  13. "Sometimes, when I have spent an hour or more, pouring all my enthusiasm and sensitivities into an effort to tell these stories in the fullness in which I see and experience them, I feel drained and exhausted. I think it works on the student, but I do not really know. Much of the time I feel dreadfully alone with it—and don’t even know whether I am alone with it."

    —Karl Weintraub, on the distinctively difficult task of teaching the liberal arts well

    — 

    Years after Carol Quillen, now Davidson College’s President, left the University of Chicago as an undergraduate, Karl Weintraub, a former professor who’d taught her a defining course on Western civilization, included this in a letter.

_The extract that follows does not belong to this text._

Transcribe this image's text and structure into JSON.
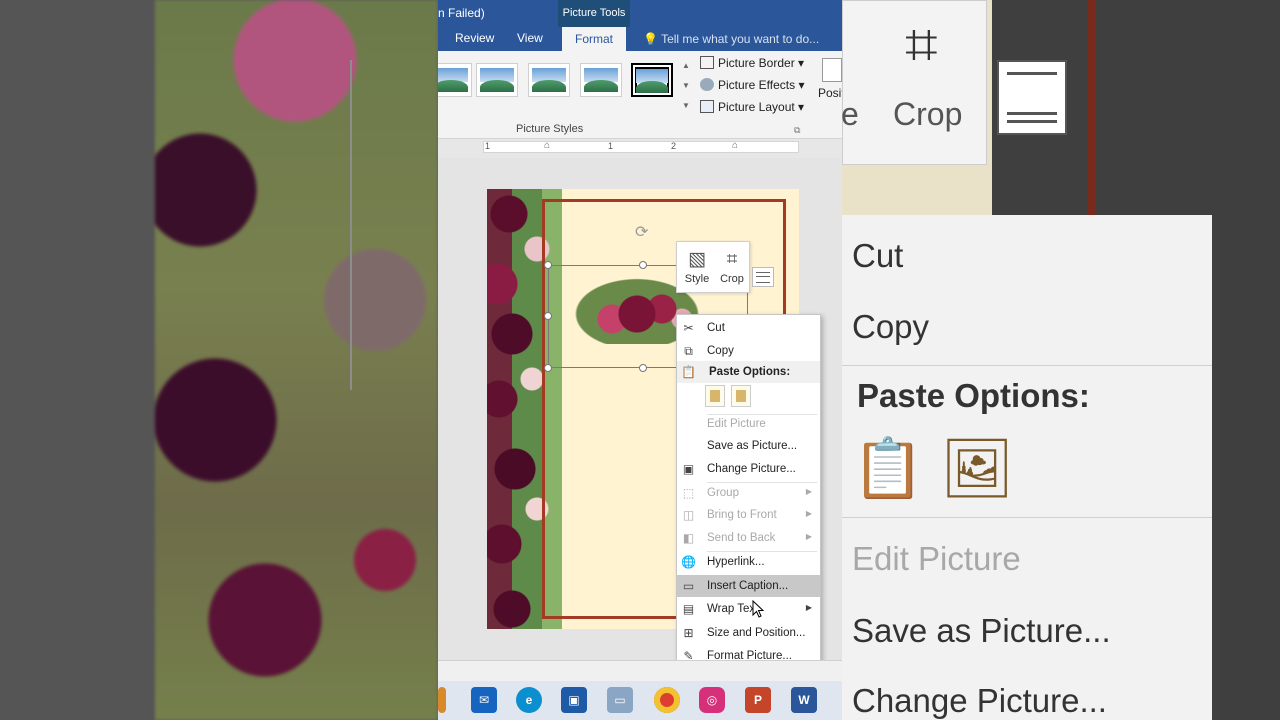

It has resonated with me since reading it in this excellent article in the Chronicle of Higher Education.

    It leaves me thinking about my own teaching—the hours and energy I invest in preparing, tracking down timely articles for discussion, concocting assignments that I hope will meaningfully engage my students, offering substantive feedback, trying to inspire them to innovate and take risks and dream and, most of all, champion the manuscripts they love. Occasionally I glance across the classroom and find one scanning his iPhone under the table, another doodling, and I don’t know whether or how any of it gets through. 

  14. So you don’t exactly have rules or a guidebook when you set out to become a fiction editor. You learn by just doing it. You start at the bottom and you teach yourself by reading, reading—reading the dead and the living. You read the dazzlingly good and the really stinkingly, hilariously bad stuff, and the stuff in between. You make decisions about acquisitions and you comment on books by your authors and they correct you and help you—and they send back something that completely surprises and delights you and blows the hat right off your head.

    If you are lucky enough to still have a job in book publishing, you also learn by observing the work of people whose work you admire. And by this I mean not just the private, and hopefully invisible, work editors do with writers.

    But you learn I think by observing what happens when all sorts of colleagues & competitors, all of whom soon enough become your friends, follow their passions. When they take risks & stick their necks out for something they love. When they are loyal to authors and put them first. When they talk and write and schmooze for and sometimes seem to even sing about the books they are working on with such brilliance and charm and insight that it makes your own ears feel hot. When they help with books published by somebody else. When they express their character and who they are through books.

    — 

    the inspiring remarks of Robin Desser at Knopf upon accepting the Center for Fiction’s Maxwell E. Perkins prize.

    (An abridged version has been posted here, from which the above is excerpted.)